-- Opening Marker --

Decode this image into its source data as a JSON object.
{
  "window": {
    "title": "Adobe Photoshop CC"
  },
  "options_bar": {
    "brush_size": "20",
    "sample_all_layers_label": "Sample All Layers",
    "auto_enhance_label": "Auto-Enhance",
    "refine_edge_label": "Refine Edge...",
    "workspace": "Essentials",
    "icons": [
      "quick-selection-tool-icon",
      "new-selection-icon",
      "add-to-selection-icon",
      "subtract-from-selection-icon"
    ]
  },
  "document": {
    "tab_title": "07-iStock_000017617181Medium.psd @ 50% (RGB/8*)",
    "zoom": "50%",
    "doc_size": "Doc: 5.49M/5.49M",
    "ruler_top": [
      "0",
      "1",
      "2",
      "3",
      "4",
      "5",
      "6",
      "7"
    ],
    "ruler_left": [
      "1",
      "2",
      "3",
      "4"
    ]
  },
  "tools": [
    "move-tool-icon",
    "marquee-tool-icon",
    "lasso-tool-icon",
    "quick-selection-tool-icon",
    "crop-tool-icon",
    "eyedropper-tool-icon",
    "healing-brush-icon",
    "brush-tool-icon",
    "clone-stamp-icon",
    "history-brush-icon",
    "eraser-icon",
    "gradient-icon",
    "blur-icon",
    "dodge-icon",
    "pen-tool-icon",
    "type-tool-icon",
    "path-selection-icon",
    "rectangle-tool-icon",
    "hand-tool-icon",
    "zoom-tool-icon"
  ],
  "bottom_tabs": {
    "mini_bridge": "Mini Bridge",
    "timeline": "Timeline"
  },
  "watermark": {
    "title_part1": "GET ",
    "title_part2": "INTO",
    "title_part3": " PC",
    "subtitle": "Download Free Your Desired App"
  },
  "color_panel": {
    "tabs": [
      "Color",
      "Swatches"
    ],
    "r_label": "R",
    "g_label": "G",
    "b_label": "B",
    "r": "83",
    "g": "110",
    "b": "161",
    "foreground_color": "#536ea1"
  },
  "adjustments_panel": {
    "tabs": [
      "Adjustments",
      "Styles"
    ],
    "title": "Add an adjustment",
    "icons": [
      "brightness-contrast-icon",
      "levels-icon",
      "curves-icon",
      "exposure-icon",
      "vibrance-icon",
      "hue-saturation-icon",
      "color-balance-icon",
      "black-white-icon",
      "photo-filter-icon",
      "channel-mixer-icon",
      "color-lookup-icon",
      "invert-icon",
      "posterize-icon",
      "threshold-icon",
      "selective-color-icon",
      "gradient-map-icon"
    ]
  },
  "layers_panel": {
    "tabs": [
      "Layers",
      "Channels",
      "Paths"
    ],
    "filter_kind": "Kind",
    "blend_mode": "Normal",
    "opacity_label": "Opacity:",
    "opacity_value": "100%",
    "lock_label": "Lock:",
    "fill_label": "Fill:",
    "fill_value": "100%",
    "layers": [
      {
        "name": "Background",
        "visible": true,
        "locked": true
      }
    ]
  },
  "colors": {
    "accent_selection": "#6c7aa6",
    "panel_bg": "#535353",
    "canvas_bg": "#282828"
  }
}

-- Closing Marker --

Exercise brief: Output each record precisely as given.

Exercise answer:
Decode this image into its source data as a JSON object.
{
  "window": {
    "title": "Adobe Photoshop CC"
  },
  "options_bar": {
    "brush_size": "20",
    "sample_all_layers_label": "Sample All Layers",
    "auto_enhance_label": "Auto-Enhance",
    "refine_edge_label": "Refine Edge...",
    "workspace": "Essentials",
    "icons": [
      "quick-selection-tool-icon",
      "new-selection-icon",
      "add-to-selection-icon",
      "subtract-from-selection-icon"
    ]
  },
  "document": {
    "tab_title": "07-iStock_000017617181Medium.psd @ 50% (RGB/8*)",
    "zoom": "50%",
    "doc_size": "Doc: 5.49M/5.49M",
    "ruler_top": [
      "0",
      "1",
      "2",
      "3",
      "4",
      "5",
      "6",
      "7"
    ],
    "ruler_left": [
      "1",
      "2",
      "3",
      "4"
    ]
  },
  "tools": [
    "move-tool-icon",
    "marquee-tool-icon",
    "lasso-tool-icon",
    "quick-selection-tool-icon",
    "crop-tool-icon",
    "eyedropper-tool-icon",
    "healing-brush-icon",
    "brush-tool-icon",
    "clone-stamp-icon",
    "history-brush-icon",
    "eraser-icon",
    "gradient-icon",
    "blur-icon",
    "dodge-icon",
    "pen-tool-icon",
    "type-tool-icon",
    "path-selection-icon",
    "rectangle-tool-icon",
    "hand-tool-icon",
    "zoom-tool-icon"
  ],
  "bottom_tabs": {
    "mini_bridge": "Mini Bridge",
    "timeline": "Timeline"
  },
  "watermark": {
    "title_part1": "GET ",
    "title_part2": "INTO",
    "title_part3": " PC",
    "subtitle": "Download Free Your Desired App"
  },
  "color_panel": {
    "tabs": [
      "Color",
      "Swatches"
    ],
    "r_label": "R",
    "g_label": "G",
    "b_label": "B",
    "r": "83",
    "g": "110",
    "b": "161",
    "foreground_color": "#536ea1"
  },
  "adjustments_panel": {
    "tabs": [
      "Adjustments",
      "Styles"
    ],
    "title": "Add an adjustment",
    "icons": [
      "brightness-contrast-icon",
      "levels-icon",
      "curves-icon",
      "exposure-icon",
      "vibrance-icon",
      "hue-saturation-icon",
      "color-balance-icon",
      "black-white-icon",
      "photo-filter-icon",
      "channel-mixer-icon",
      "color-lookup-icon",
      "invert-icon",
      "posterize-icon",
      "threshold-icon",
      "selective-color-icon",
      "gradient-map-icon"
    ]
  },
  "layers_panel": {
    "tabs": [
      "Layers",
      "Channels",
      "Paths"
    ],
    "filter_kind": "Kind",
    "blend_mode": "Normal",
    "opacity_label": "Opacity:",
    "opacity_value": "100%",
    "lock_label": "Lock:",
    "fill_label": "Fill:",
    "fill_value": "100%",
    "layers": [
      {
        "name": "Background",
        "visible": true,
        "locked": true
      }
    ]
  },
  "colors": {
    "accent_selection": "#6c7aa6",
    "panel_bg": "#535353",
    "canvas_bg": "#282828"
  }
}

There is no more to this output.